When I was young, just out of college, I imagined that one day everything in my life would come together, and I would know my purpose in life and accomplish something amazing. Now, I’m a bit more humble. I’ve learned that life is a continual process of reinvention. In order to succeed, you need to know what your goal is. And one setback or one step ahead can shape the future in ways you can’t immediately understand.
It’s helpful to think of freelancing as a stage in your life that you get to learn from and enjoy, rather than a task you have to succeed or fail at. If you fail, you can go back to other types of work and maybe find your way back to freelancing again at some other point. Maybe the freelance work you’re doing now will lead the way into the perfect office job you used to always want. For now, just enjoy what you have and where you’re at, and trust that the future will bring you something good too.
5. Take Charge

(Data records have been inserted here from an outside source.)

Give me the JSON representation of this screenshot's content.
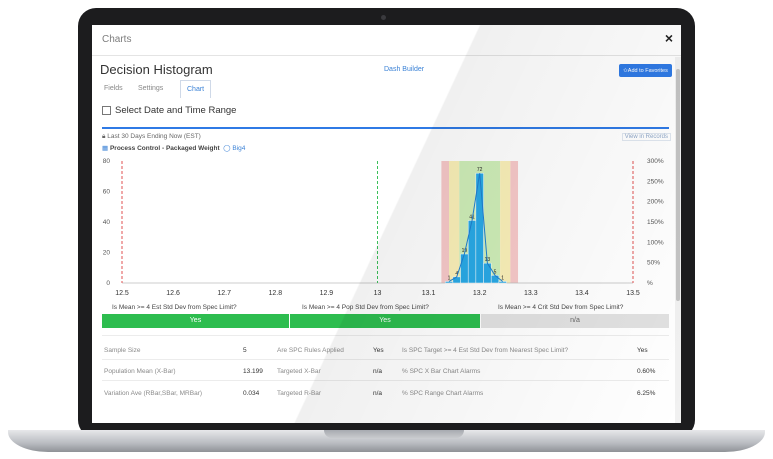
{
  "modal": {
    "title": "Charts",
    "close": "×"
  },
  "page": {
    "title": "Decision Histogram",
    "dash_builder": "Dash Builder",
    "favorites": "✩Add to Favorites"
  },
  "tabs": [
    {
      "label": "Fields"
    },
    {
      "label": "Settings"
    },
    {
      "label": "Chart"
    }
  ],
  "date_range": {
    "label": "Select Date and Time Range"
  },
  "meta": {
    "range": "Last 30 Days Ending Now (EST)",
    "source": "Process Control - Packaged Weight",
    "tag": "Big4",
    "view_records": "View in Records"
  },
  "chart_data": {
    "type": "bar",
    "x_ticks": [
      "12.5",
      "12.6",
      "12.7",
      "12.8",
      "12.9",
      "13",
      "13.1",
      "13.2",
      "13.3",
      "13.4",
      "13.5"
    ],
    "x_range": [
      12.5,
      13.5
    ],
    "y_left_ticks": [
      "0",
      "20",
      "40",
      "60",
      "80"
    ],
    "y_left_range": [
      0,
      80
    ],
    "y_right_ticks": [
      "%",
      "50%",
      "100%",
      "150%",
      "200%",
      "250%",
      "300%"
    ],
    "bars": [
      {
        "x": 13.14,
        "value": 1
      },
      {
        "x": 13.155,
        "value": 4
      },
      {
        "x": 13.17,
        "value": 19
      },
      {
        "x": 13.185,
        "value": 41
      },
      {
        "x": 13.2,
        "value": 72
      },
      {
        "x": 13.215,
        "value": 13
      },
      {
        "x": 13.23,
        "value": 5
      },
      {
        "x": 13.245,
        "value": 1
      }
    ],
    "bar_color": "#29a9e6",
    "curve_color": "#1f7fd0",
    "red_lines": [
      12.5,
      13.5
    ],
    "green_line": 13.0,
    "zone_red": "#f7c9c9",
    "zone_yellow": "#faf0b8",
    "zone_green": "#cfeeb8"
  },
  "questions": [
    {
      "text": "Is Mean >= 4 Est Std Dev from Spec Limit?",
      "answer": "Yes"
    },
    {
      "text": "Is Mean >= 4 Pop Std Dev from Spec Limit?",
      "answer": "Yes"
    },
    {
      "text": "Is Mean >= 4 Crit Std Dev from Spec Limit?",
      "answer": "n/a"
    }
  ],
  "stats": [
    {
      "l1": "Sample Size",
      "v1": "5",
      "l2": "Are SPC Rules Applied",
      "v2": "Yes",
      "l3": "Is SPC Target >= 4 Est Std Dev from Nearest Spec Limit?",
      "v3": "Yes"
    },
    {
      "l1": "Population Mean (X-Bar)",
      "v1": "13.199",
      "l2": "Targeted X-Bar",
      "v2": "n/a",
      "l3": "% SPC X Bar Chart Alarms",
      "v3": "0.60%"
    },
    {
      "l1": "Variation Ave (RBar,SBar, MRBar)",
      "v1": "0.034",
      "l2": "Targeted R-Bar",
      "v2": "n/a",
      "l3": "% SPC Range Chart Alarms",
      "v3": "6.25%"
    }
  ]
}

No one will treat you like an independent business person unless you act like one. That doesn’t mean you can control every aspect of your work, because you’re still working to please the client. But you can also set boundaries for your work life and be firm about them.
If you’re asking for a vacation at a time when you don’t know of any work that’s coming up, don’t even ask — just notify your boss that you’ll be away during certain dates. If you’re already hard at work on a project for one client and they ask you to put it aside for another, sometimes you can just tell them you’ll get to the second once you’ve finished the first.
Usually you’ll find that you’ll earn people’s respect by setting certain boundaries –just make sure to be polite and consider compromising when it’s important to them.
6. Fake It Till You Make It
If my freelance business had a motto, this would be it! I suspect there are times when all of us feel a bit insecure about our qualifications, expertise or abilities. But it’s helpful to remember that what you have to offer isn’t just the your static experiences, because you are always growing — what’s important is your potential to achieve something for yourself and your client.
Use your extra time and flexibility while freelancing to study another aspect of your job, take classes or teach yourself a new skill. Read as much as you can about what you don’t already know, and soon enough you will find yourself growing more capable and confident. Freelancing is a great way to continue educating yourself, while being the expert at a particular job too.
7. Ask Others How They Do It
Sometimes you can get great advice from people you know, or web sites like Freelance Folder. And I’m interested to hear yours — so, how do you handle the contradictions and compromises that come along with freelancing? Are you taking creative control of your business, or letting your clients take control over you?